» About this task:
In the entries below, count each line holding the word "feedback". Answer with the total alone.

[Excerpts from an interface dataset]
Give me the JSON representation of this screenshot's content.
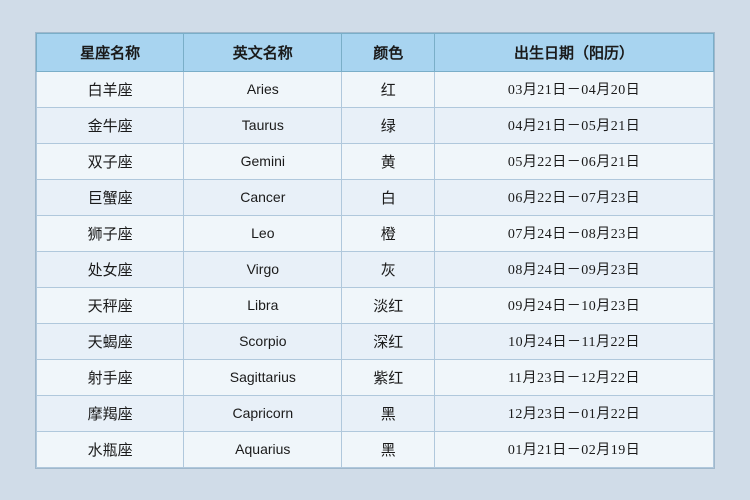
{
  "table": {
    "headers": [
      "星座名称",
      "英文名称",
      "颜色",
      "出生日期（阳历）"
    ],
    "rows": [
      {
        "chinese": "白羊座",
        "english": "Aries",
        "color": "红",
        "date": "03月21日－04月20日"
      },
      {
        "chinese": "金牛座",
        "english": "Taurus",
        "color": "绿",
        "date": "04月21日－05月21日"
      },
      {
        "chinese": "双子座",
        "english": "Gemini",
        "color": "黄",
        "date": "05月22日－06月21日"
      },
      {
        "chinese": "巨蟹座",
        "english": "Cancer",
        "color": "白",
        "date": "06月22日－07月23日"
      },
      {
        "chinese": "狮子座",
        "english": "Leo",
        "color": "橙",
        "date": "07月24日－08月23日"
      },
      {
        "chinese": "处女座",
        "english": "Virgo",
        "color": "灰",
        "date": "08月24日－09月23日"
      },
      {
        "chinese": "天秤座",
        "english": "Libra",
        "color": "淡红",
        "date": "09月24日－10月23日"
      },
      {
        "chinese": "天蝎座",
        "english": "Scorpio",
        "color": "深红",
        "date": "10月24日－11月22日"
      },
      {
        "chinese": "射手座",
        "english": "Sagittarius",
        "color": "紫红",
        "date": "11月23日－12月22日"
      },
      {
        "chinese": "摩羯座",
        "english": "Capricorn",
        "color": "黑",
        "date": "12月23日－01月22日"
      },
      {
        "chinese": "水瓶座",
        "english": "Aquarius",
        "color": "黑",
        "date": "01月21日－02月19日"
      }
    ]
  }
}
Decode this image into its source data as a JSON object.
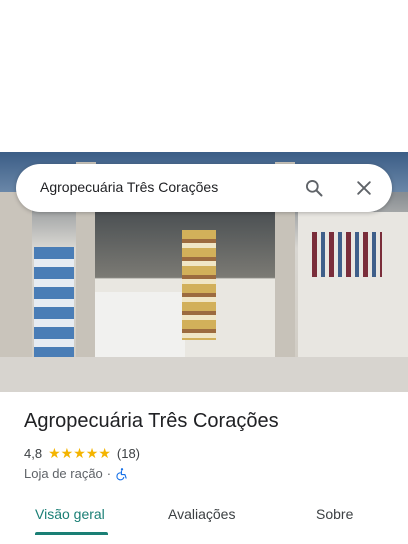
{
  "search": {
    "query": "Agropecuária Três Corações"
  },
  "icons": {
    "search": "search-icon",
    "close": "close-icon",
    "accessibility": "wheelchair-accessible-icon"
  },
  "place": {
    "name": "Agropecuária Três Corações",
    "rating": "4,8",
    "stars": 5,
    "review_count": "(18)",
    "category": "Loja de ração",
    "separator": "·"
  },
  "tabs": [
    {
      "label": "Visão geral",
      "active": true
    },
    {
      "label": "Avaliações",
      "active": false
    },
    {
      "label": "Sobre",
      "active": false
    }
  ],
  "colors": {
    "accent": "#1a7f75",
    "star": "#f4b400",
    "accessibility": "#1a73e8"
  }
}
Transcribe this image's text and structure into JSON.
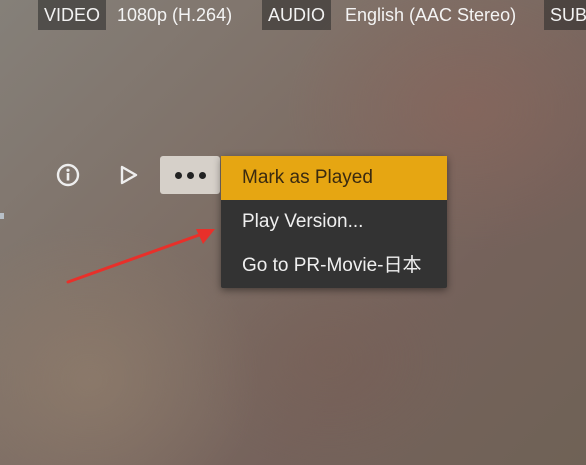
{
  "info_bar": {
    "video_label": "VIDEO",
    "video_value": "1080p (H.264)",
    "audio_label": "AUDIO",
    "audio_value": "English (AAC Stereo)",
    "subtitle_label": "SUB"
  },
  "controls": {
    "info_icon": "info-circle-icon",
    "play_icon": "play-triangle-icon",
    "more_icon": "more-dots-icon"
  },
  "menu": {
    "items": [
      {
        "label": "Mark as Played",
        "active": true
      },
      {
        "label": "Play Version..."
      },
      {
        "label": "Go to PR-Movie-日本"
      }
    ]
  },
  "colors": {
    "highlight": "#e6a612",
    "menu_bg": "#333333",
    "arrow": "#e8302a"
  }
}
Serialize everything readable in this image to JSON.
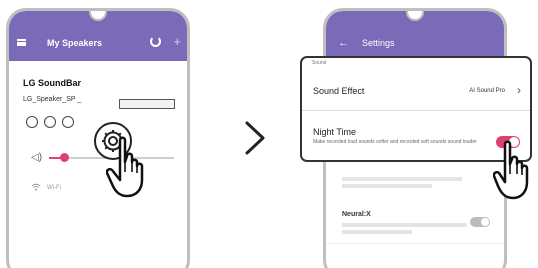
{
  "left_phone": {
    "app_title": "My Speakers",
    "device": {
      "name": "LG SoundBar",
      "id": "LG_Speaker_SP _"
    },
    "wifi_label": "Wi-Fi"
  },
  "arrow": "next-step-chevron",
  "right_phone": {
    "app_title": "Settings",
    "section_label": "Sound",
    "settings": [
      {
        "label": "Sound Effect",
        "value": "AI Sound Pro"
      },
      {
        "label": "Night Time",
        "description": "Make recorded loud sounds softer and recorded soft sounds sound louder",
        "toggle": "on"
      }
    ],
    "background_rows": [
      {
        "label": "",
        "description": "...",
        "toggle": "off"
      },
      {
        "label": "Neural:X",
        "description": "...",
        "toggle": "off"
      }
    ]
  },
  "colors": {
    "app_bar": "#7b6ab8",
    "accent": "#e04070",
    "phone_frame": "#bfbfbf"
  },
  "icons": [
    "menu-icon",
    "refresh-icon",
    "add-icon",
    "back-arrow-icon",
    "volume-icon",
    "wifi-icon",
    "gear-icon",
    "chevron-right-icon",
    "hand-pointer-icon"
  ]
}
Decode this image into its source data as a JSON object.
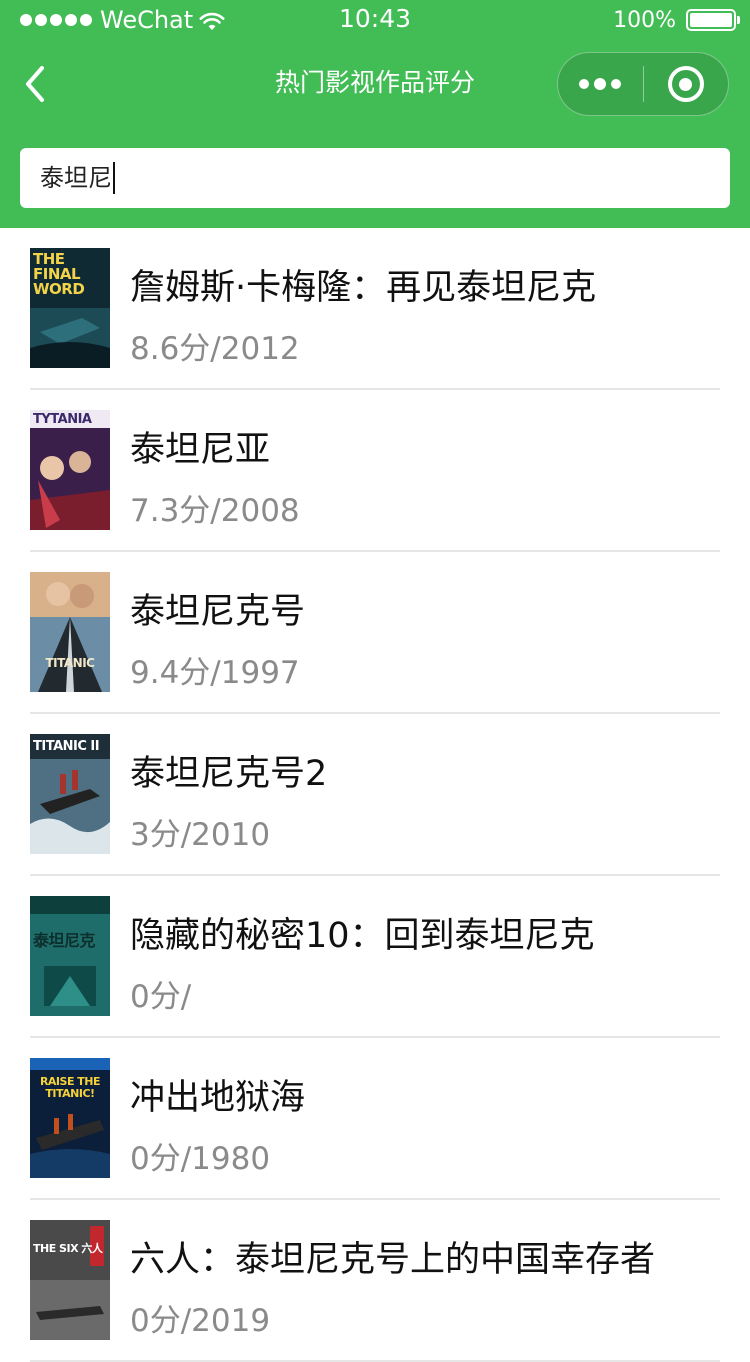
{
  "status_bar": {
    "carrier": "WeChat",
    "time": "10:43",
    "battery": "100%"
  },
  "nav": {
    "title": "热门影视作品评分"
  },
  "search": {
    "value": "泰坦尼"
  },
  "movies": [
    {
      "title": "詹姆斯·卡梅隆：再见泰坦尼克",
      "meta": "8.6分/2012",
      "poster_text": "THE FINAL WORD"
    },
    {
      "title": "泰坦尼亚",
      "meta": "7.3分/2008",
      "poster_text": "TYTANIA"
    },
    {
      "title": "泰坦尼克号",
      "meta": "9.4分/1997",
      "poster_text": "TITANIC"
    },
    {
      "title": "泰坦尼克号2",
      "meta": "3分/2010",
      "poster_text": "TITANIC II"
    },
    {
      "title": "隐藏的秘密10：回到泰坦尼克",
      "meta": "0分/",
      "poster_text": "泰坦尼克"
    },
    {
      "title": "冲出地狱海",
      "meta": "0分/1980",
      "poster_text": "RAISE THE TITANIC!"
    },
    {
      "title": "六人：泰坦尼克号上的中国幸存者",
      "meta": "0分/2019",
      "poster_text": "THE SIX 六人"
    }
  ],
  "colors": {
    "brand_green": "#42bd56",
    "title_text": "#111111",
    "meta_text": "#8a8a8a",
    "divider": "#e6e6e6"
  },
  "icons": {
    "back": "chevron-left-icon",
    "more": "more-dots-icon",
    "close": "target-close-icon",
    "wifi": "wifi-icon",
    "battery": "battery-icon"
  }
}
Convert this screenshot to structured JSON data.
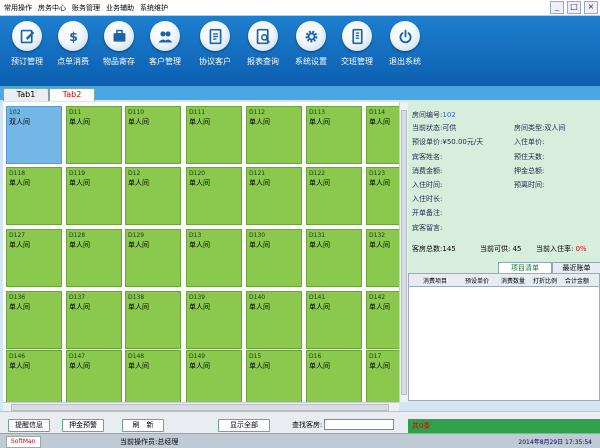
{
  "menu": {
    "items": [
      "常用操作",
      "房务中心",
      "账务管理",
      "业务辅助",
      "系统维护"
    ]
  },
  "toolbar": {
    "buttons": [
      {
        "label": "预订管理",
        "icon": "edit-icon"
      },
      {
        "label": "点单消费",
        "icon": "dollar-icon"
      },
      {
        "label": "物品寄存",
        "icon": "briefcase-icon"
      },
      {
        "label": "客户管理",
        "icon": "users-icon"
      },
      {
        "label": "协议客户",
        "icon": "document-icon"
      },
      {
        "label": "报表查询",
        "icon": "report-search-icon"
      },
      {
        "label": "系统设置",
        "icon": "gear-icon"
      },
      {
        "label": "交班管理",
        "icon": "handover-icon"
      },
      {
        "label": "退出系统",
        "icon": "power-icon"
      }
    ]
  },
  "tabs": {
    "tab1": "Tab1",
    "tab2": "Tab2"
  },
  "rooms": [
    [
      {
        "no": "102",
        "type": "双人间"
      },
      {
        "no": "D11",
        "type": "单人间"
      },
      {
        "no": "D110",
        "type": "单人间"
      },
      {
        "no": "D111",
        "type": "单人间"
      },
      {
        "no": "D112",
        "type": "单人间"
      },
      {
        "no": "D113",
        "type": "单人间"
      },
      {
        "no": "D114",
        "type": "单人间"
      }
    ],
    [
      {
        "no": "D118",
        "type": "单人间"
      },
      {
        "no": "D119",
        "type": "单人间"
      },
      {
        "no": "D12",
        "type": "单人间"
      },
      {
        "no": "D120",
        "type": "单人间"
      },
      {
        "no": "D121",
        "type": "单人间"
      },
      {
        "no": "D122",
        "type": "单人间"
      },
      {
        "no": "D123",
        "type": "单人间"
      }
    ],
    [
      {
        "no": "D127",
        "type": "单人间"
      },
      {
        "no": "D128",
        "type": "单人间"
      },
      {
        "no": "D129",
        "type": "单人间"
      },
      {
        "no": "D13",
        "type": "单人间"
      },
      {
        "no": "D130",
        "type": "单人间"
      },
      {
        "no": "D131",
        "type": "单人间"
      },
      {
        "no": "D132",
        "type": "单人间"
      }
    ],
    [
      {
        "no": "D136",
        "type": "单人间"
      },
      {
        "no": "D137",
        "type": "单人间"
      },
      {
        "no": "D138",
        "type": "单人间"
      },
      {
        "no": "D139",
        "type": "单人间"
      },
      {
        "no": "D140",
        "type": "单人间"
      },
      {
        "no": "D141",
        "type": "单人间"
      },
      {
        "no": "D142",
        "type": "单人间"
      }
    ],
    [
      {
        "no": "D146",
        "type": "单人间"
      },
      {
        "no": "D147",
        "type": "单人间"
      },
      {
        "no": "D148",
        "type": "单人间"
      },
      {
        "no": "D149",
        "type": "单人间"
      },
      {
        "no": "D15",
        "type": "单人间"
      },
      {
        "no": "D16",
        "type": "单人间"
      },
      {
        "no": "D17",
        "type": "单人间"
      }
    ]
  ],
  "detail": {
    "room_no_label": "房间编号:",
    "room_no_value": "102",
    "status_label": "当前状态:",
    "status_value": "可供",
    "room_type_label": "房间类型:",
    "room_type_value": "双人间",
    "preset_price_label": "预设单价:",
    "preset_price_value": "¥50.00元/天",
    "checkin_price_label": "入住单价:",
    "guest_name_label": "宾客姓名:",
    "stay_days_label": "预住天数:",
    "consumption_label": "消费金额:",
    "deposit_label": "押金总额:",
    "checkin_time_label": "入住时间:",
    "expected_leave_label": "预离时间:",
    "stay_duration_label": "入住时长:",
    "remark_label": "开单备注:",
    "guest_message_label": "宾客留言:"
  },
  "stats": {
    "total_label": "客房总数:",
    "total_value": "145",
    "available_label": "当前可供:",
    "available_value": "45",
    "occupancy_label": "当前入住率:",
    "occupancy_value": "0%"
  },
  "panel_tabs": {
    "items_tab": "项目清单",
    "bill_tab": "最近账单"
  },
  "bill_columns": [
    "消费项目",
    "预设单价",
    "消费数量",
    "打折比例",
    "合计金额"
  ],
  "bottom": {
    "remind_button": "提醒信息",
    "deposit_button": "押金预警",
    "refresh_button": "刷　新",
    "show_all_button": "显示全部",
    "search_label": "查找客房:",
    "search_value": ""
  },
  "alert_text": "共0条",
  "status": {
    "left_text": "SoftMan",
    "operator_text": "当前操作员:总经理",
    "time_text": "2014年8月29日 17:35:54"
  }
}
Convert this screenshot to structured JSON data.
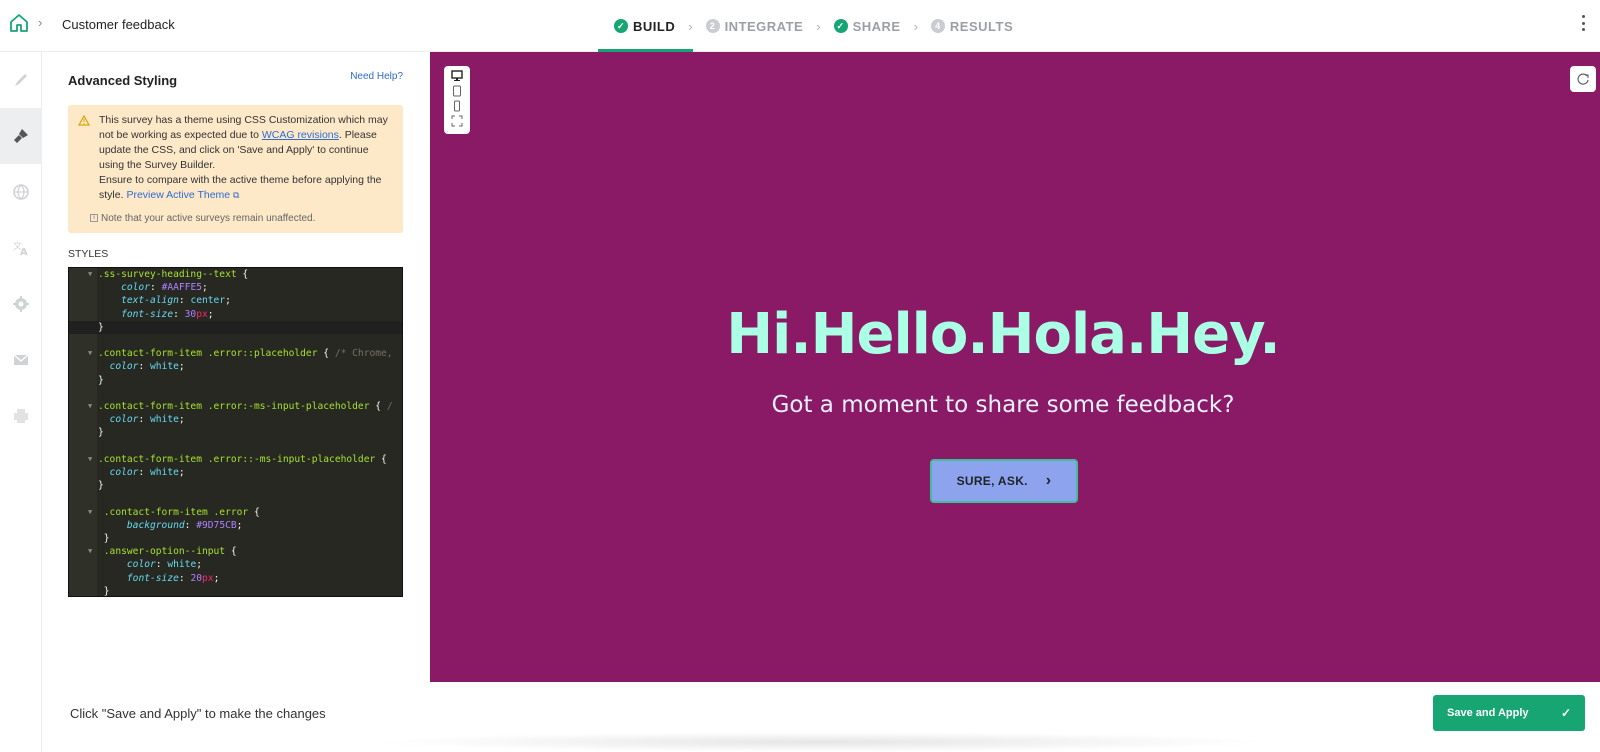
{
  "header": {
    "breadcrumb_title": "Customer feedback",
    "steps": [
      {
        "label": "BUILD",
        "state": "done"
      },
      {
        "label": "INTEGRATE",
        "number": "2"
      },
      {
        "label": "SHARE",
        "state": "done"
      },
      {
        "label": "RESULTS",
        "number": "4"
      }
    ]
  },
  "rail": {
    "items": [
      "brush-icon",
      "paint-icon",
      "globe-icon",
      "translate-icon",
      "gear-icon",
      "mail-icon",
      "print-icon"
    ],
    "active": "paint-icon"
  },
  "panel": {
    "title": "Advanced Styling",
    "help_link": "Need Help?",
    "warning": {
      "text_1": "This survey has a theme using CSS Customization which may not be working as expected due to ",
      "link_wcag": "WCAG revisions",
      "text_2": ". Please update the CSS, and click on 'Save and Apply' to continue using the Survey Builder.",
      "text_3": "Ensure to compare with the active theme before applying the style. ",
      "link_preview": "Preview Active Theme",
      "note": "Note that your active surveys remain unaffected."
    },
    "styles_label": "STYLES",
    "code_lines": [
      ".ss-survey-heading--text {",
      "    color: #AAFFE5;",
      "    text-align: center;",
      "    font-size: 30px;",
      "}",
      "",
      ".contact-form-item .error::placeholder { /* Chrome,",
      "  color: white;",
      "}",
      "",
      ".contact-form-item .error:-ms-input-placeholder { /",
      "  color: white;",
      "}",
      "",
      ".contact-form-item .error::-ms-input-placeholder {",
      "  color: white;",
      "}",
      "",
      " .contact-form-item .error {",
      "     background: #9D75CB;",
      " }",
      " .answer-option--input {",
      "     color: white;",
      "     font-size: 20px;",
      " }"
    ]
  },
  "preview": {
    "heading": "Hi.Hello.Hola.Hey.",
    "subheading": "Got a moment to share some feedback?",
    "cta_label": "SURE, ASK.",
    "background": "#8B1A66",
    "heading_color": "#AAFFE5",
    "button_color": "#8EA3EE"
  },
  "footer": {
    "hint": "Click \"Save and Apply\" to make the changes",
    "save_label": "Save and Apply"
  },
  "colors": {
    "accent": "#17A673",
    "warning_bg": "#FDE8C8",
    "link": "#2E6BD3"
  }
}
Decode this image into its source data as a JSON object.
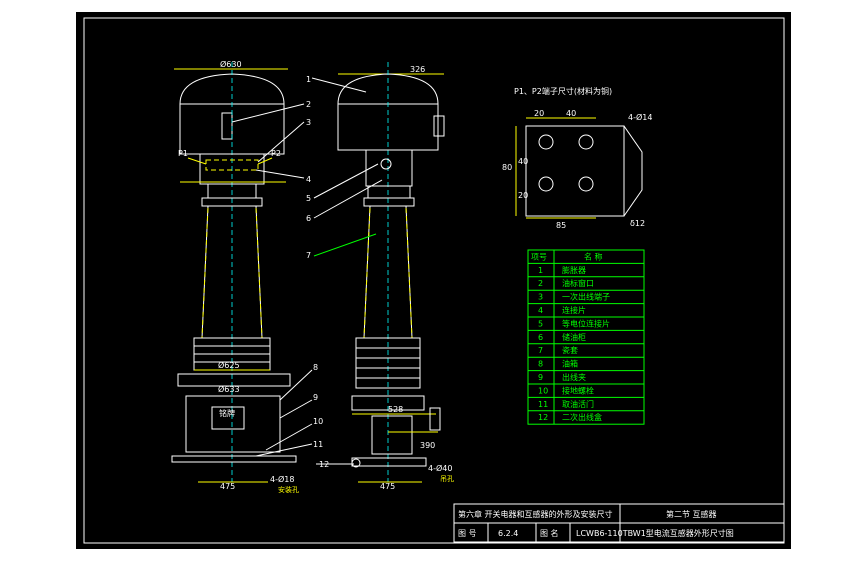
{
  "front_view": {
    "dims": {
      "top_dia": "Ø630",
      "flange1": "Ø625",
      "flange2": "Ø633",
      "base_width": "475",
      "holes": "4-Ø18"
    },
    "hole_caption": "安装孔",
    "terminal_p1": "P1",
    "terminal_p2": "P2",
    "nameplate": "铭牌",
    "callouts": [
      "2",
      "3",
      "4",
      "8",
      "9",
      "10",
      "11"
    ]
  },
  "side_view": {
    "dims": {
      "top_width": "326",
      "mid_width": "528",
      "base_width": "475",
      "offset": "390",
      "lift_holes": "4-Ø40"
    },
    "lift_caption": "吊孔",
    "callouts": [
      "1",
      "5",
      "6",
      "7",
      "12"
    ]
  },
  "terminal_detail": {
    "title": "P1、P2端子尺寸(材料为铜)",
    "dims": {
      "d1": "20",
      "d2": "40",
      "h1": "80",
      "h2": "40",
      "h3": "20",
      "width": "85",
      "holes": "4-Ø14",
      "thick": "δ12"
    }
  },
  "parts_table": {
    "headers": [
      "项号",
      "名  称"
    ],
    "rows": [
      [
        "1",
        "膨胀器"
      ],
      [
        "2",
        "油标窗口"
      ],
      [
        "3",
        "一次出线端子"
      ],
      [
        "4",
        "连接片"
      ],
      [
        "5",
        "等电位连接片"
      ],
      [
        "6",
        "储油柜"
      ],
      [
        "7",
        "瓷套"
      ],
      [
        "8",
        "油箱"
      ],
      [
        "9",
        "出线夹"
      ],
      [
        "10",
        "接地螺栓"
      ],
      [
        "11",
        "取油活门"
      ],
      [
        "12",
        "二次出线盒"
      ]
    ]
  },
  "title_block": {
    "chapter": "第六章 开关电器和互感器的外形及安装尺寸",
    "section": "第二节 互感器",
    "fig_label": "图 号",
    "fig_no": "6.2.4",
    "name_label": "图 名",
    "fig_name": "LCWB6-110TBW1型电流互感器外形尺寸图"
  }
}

» The completed task:
2